Birmingham Museum & Art Gallery are offering a unique exhibition experience tailored to people with learning disabilities and additional needs. Through the ‘Morning Explorer Session’ on 5th April anyone who may find a traditional exhibition experience uncomfortable are invited to visit the exhibition early in the morning before the general public. The museum describes the Morning Explorer Sessions as a ‘quieter visit’ where you can explore an exhibition with friends and family in a ‘quiet and welcoming environment’.
Tickets are free and available from the link at the bottom of this article. You are able to book by age with tickets for Adults (including over 60s), Children (3-15), and Under 3s. There are also tickets for Concessions which includes students and those with benefits.
The session for the Leonardo da Vinci: A Life in Drawing is on 5th April at 9 am. This is a fantastic opportunity to explore and connect with art in a relaxed environment free from the stresses that may normally hinder your appreciation of the works.
There are also large print copies of the exhibition and a family guide that can be viewed and downloaded beforehand at the Birmingham Museum and Art Gallery website.
Leonardo da Vinci: A Life in Drawing shows twelve of the master’s drawings to mark 500th anniversary of the death of the artist. The drawings come from the Royal Collection and this exhibition is one of twelve simultaneous exhibitions across the UK to celebrate da Vinci. These drawings have never visited Birmingham before so this is a fantastic opportunity to see some rarely viewed pieces of history.
The twelve drawings have been chosen to reflect the huge range of the artist’s interests – including painting, sculpture and architecture. As well as less artistic interests such as engineering, geology, and botany. The vast range of work on view is staggering and gives a dynamic and exciting portrait of da Vinci and his mind at work. This exhibition will appeal to everyone thanks to sheer range of interests da Vinci had!
Da Vinci is unusual as, though highly regarded by his peers as a painter, he only completed around twenty paintings. Similarly he was respected as a sculptor and architect, but none of these works survive. He had many fantastic ideas that failed to be realised including an intricate and ahead-of-its-time anatomy book that was never published, and multiple essays on mechanics that were never finished.

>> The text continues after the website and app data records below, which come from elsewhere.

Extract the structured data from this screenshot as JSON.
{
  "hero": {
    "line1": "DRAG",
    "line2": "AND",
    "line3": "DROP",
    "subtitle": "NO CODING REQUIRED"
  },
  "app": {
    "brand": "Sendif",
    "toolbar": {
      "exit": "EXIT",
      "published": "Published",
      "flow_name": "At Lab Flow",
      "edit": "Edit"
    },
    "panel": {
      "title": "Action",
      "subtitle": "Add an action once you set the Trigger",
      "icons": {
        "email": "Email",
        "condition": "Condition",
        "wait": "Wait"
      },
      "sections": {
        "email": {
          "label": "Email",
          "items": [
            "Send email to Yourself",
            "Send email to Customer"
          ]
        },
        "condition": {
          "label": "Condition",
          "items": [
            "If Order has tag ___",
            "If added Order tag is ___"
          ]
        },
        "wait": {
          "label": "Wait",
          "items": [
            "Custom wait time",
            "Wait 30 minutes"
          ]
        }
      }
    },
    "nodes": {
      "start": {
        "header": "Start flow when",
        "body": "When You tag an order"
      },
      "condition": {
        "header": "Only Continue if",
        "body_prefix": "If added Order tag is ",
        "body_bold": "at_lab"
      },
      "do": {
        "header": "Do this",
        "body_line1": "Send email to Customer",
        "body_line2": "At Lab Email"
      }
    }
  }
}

For these reasons, da Vinci’s drawings are our only way of seeing how his mind worked and how many interests and skills he had. da Vinci saw drawing as more persuasive than text, preferring to visualise his ideas than write them down. For this reason, these drawings seen in exhibition show da Vinci’s thought processes as he best wished to represent them. If you, or a loved one, also sees the world a bit differently this would be a brilliant exhibition to view!
Alongside the drawings the exhibition will also show contemporary drawing methods and instruments that would have been used by the artist. There is an exhibit offering new information about how da Vinci worked, researched using ultraviolet imagery, infrared reflectography and X-ray fluorescence. This would be a very interesting exhibition for someone with a scientific mind!
To book free online tickets for this specialised experience visit the link below:
For more information please contact Birmingham Museum & Art Gallery
Birmingham Museum and Art Gallery
Birmingham, B3 3DH
0121 348 8000